Emily from Rochester, N.Y.
It doesn't always begin with a conscious choice to become a junkie, and it certain isn't just a poor, under-privileged minority problem. I was raised in a white, middle- to upper- class suburb and am well-educated with a masters degree and my opiate addiction began with prescriptions from my doctor who one day decided to stop writing the prescriptions without any instruction or attempts to wean me off even though I had been taking opiates for years. Physically dependent, I had no choice but to either be sick or self-medicate.

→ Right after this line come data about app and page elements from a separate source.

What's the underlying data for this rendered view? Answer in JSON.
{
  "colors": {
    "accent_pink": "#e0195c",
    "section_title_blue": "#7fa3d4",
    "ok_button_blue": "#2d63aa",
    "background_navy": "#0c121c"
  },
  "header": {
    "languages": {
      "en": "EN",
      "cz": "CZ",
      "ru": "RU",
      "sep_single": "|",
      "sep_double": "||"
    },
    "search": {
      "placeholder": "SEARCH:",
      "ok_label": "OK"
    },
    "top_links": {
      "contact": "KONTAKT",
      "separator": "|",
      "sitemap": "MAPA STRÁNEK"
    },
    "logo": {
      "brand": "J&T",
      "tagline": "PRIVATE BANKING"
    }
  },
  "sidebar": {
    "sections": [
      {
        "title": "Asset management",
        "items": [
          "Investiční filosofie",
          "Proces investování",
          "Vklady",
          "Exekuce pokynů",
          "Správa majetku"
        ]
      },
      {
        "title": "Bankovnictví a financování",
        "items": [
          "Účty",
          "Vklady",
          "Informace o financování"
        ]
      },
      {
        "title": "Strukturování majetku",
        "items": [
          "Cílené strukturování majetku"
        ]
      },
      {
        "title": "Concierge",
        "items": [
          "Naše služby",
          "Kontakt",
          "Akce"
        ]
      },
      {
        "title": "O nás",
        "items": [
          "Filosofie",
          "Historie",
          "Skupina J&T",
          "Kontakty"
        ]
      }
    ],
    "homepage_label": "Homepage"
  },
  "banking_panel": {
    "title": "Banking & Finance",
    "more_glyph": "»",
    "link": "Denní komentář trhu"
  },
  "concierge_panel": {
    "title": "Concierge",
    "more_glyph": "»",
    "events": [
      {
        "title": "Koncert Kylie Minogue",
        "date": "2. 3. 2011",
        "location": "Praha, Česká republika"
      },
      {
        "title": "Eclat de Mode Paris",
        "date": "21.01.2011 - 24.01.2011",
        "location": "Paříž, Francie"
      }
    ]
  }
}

Already in pain from the fibromyalgia and arthritis that had been the reason I was taking the pills to begin with, I was not going to suffer through a withdrawal so bad that I thought I was dying as well. So I bought pills on the streets. When it got too expensive to keep buying pills and with supplies not always being consistent, I turned to heroin. I am a perfect example of how addiction does not discriminate.